As the title suggests, it features three couples who are matched by a panel of experts and agree to get married upon their initial meeting.
Suddenly it becomes easy to reject someone you might connect with in real life based on superficial qualities.
When you’re faced with so many potential matches, you’re tempted to filter people based only on the information on the screen.
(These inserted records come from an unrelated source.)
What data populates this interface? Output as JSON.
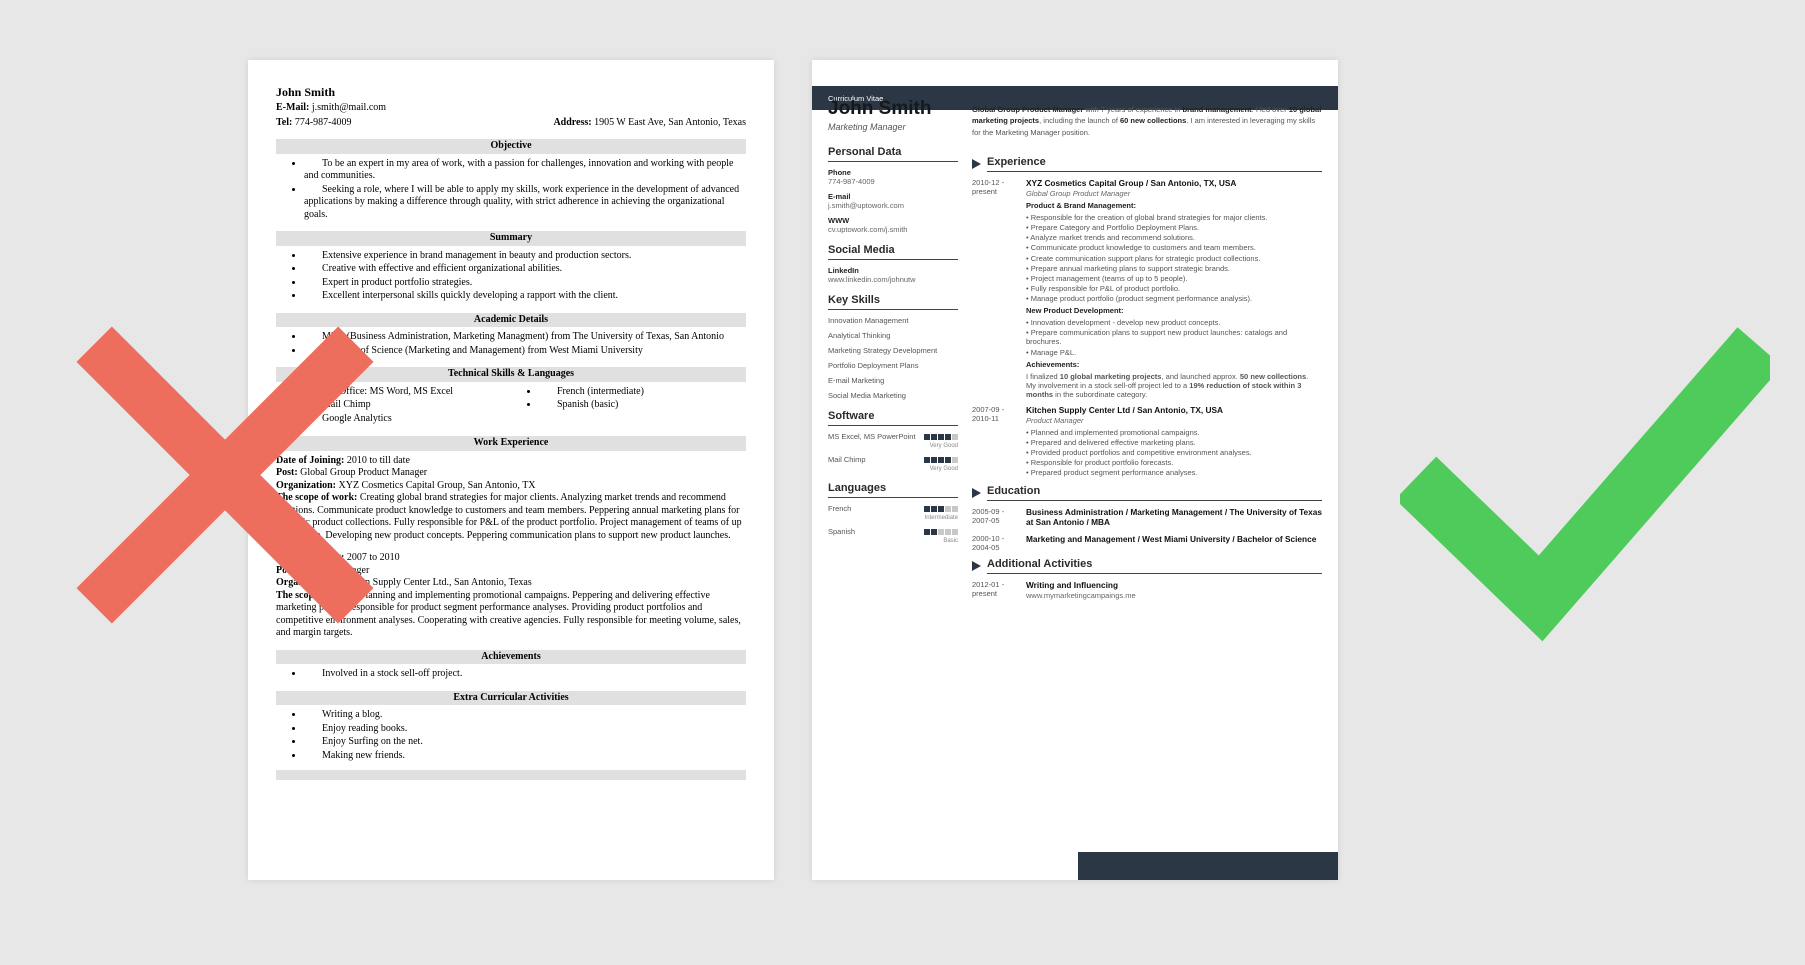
{
  "left": {
    "name": "John Smith",
    "email_label": "E-Mail:",
    "email": "j.smith@mail.com",
    "tel_label": "Tel:",
    "tel": "774-987-4009",
    "address_label": "Address:",
    "address": "1905 W East Ave, San Antonio, Texas",
    "sections": {
      "objective": "Objective",
      "summary": "Summary",
      "academic": "Academic Details",
      "skills": "Technical Skills & Languages",
      "work": "Work Experience",
      "achievements": "Achievements",
      "extra": "Extra Curricular Activities"
    },
    "objective_items": [
      "To be an expert in my area of work, with a passion for challenges, innovation and working with people and communities.",
      "Seeking a role, where I will be able to apply my skills, work experience in the development of advanced applications by making a difference through quality, with strict adherence in achieving the organizational goals."
    ],
    "summary_items": [
      "Extensive experience in brand management in beauty and production sectors.",
      "Creative with effective and efficient organizational abilities.",
      "Expert in product portfolio strategies.",
      "Excellent interpersonal skills quickly developing a rapport with the client."
    ],
    "academic_items": [
      "MBA (Business Administration, Marketing Managment) from The University of Texas, San Antonio",
      "Bachelor of Science (Marketing and Management) from West Miami University"
    ],
    "tech_skills": [
      "MS Office: MS Word, MS Excel",
      "Mail Chimp",
      "Google Analytics"
    ],
    "lang_skills": [
      "French (intermediate)",
      "Spanish (basic)"
    ],
    "job1": {
      "doj_label": "Date of Joining:",
      "doj": "2010 to till date",
      "post_label": "Post:",
      "post": "Global Group Product Manager",
      "org_label": "Organization:",
      "org": "XYZ Cosmetics Capital Group, San Antonio, TX",
      "scope_label": "The scope of work:",
      "scope": "Creating global brand strategies for major clients. Analyzing market trends and recommend solutions. Communicate product knowledge to customers and team members. Peppering annual marketing plans for strategic product collections. Fully responsible for P&L of the product portfolio. Project management of teams of up to 5 people. Developing new product concepts. Peppering communication plans  to support new product launches."
    },
    "job2": {
      "doj_label": "Date of Joining:",
      "doj": "2007 to 2010",
      "post_label": "Post:",
      "post": "Product Manager",
      "org_label": "Organization:",
      "org": "Kitchen Supply Center Ltd., San Antonio, Texas",
      "scope_label": "The scope of work:",
      "scope": "Planning and implementing promotional campaigns. Peppering and delivering effective marketing plans. Responsible for product segment performance analyses. Providing product portfolios and competitive environment analyses. Cooperating with creative agencies. Fully responsible for meeting volume, sales, and margin targets."
    },
    "achievements_items": [
      "Involved in a stock sell-off project."
    ],
    "extra_items": [
      "Writing a blog.",
      "Enjoy reading books.",
      "Enjoy Surfing on the net.",
      "Making new friends."
    ]
  },
  "right": {
    "cv_label": "Curriculum Vitae",
    "name": "John Smith",
    "title": "Marketing Manager",
    "summary_parts": {
      "a": "Global Group Product Manager",
      "b": " with 7 years of experience in ",
      "c": "brand management",
      "d": ". I led over ",
      "e": "10 global marketing projects",
      "f": ", including the launch of ",
      "g": "60 new collections",
      "h": ". I am interested in leveraging my skills for the Marketing Manager position."
    },
    "side_heads": {
      "personal": "Personal Data",
      "social": "Social Media",
      "keyskills": "Key Skills",
      "software": "Software",
      "languages": "Languages"
    },
    "personal": [
      {
        "k": "Phone",
        "v": "774-987-4009"
      },
      {
        "k": "E-mail",
        "v": "j.smith@uptowork.com"
      },
      {
        "k": "WWW",
        "v": "cv.uptowork.com/j.smith"
      }
    ],
    "social": [
      {
        "k": "LinkedIn",
        "v": "www.linkedin.com/johnutw"
      }
    ],
    "skills": [
      "Innovation Management",
      "Analytical Thinking",
      "Marketing Strategy Development",
      "Portfolio Deployment Plans",
      "E-mail Marketing",
      "Social Media Marketing"
    ],
    "software": [
      {
        "name": "MS Excel, MS PowerPoint",
        "score": 4,
        "label": "Very Good"
      },
      {
        "name": "Mail Chimp",
        "score": 4,
        "label": "Very Good"
      }
    ],
    "languages": [
      {
        "name": "French",
        "score": 3,
        "label": "Intermediate"
      },
      {
        "name": "Spanish",
        "score": 2,
        "label": "Basic"
      }
    ],
    "main_heads": {
      "experience": "Experience",
      "education": "Education",
      "activities": "Additional Activities"
    },
    "exp1": {
      "dates": "2010-12 - present",
      "title": "XYZ Cosmetics Capital Group / San Antonio, TX, USA",
      "role": "Global Group Product Manager",
      "group1": "Product & Brand Management:",
      "bullets1": [
        "Responsible for the creation of global brand strategies for major clients.",
        "Prepare Category and Portfolio Deployment Plans.",
        "Analyze market trends and recommend solutions.",
        "Communicate product knowledge to customers and team members.",
        "Create communication support plans for strategic product collections.",
        "Prepare annual marketing plans to support strategic brands.",
        "Project management (teams of up to 5 people).",
        "Fully responsible for P&L of product portfolio.",
        "Manage product portfolio (product segment performance analysis)."
      ],
      "group2": "New Product Development:",
      "bullets2": [
        "Innovation development - develop new product concepts.",
        "Prepare communication plans to support new product launches: catalogs and brochures.",
        "Manage P&L."
      ],
      "group3": "Achievements:",
      "ach_a": "I finalized ",
      "ach_b": "10 global marketing projects",
      "ach_c": ", and launched approx. ",
      "ach_d": "50 new collections",
      "ach_e": ".",
      "ach2_a": "My involvement in a stock sell-off project led to a ",
      "ach2_b": "19% reduction of stock within 3 months",
      "ach2_c": " in the subordinate category."
    },
    "exp2": {
      "dates": "2007-09 - 2010-11",
      "title": "Kitchen Supply Center Ltd / San Antonio, TX, USA",
      "role": "Product Manager",
      "bullets": [
        "Planned and implemented promotional campaigns.",
        "Prepared and delivered effective marketing plans.",
        "Provided product portfolios and competitive environment analyses.",
        "Responsible for product portfolio forecasts.",
        "Prepared product segment performance analyses."
      ]
    },
    "edu": [
      {
        "dates": "2005-09 - 2007-05",
        "title": "Business Administration / Marketing Management / The University of Texas at San Antonio / MBA"
      },
      {
        "dates": "2000-10 - 2004-05",
        "title": "Marketing and Management / West Miami University / Bachelor of Science"
      }
    ],
    "activities": [
      {
        "dates": "2012-01 - present",
        "title": "Writing and Influencing",
        "sub": "www.mymarketingcampaings.me"
      }
    ]
  }
}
Perhaps more to the point, that kind of rejection works the other way too.
Dating portals put the responsibility on the individual to do the searching and selecting.
This format is challenging because we’re on our own—outside the social context of meeting through friends and far from the conventions of community matchmaking or arranged marriages.
Deciding whom to date and marry carries with it a heavy burden, and when we share that load with people who desire God’s best for us, it can alleviate our anxiety and give us confidence that we’re choosing wisely.
The couple is expected to keep their families, the community, and the matchmaker updated on the status of the relationship.
During my blind dating stint, I became intrigued enough by the idea of matchmaking that I did some research on it.
My most fascinating discovery was on the role of matchmaking among Orthodox Jews.
If you’re married, prayerfully consider introducing two potentially compatible single people you know, if they’re interested in being set up.
Ask your single friends how you can support them and pray for them.
If you’re not dating and would like to be, consider talking to someone you trust about what you’re looking for and ask if they know of someone you could be set up with.